→ **Problem statement**: Read through the lines below for the string "JSON" and copy each one that has it.

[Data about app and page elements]
···

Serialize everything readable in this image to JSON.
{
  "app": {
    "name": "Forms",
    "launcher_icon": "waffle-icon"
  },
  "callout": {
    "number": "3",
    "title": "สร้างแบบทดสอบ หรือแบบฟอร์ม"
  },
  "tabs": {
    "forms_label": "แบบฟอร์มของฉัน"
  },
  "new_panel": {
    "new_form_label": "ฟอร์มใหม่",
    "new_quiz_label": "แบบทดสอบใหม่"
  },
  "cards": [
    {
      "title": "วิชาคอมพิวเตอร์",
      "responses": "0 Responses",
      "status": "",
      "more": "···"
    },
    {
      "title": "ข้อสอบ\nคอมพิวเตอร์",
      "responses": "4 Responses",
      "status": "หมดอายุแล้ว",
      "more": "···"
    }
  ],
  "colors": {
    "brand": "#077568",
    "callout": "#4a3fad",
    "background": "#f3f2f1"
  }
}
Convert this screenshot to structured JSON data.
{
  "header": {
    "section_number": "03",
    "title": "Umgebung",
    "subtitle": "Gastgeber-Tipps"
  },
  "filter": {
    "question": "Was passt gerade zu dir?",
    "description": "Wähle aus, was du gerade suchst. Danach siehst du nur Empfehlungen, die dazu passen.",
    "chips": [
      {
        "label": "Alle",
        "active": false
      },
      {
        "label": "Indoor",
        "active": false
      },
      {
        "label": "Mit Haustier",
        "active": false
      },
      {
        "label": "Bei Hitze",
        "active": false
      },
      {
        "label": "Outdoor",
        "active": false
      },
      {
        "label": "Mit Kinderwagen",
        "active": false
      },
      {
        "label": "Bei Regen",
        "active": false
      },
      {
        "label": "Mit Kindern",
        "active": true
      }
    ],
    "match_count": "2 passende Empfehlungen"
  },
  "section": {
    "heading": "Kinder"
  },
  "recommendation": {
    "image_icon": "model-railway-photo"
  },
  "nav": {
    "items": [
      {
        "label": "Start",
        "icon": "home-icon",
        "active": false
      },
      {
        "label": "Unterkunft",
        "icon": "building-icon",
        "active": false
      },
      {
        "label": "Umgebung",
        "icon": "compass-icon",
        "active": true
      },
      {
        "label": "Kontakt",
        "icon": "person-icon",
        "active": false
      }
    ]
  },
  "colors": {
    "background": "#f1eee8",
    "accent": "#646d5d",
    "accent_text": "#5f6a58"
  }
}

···

→ **Result of the task**:
Serialize everything readable in this image to JSON.
Convert this screenshot to structured JSON data.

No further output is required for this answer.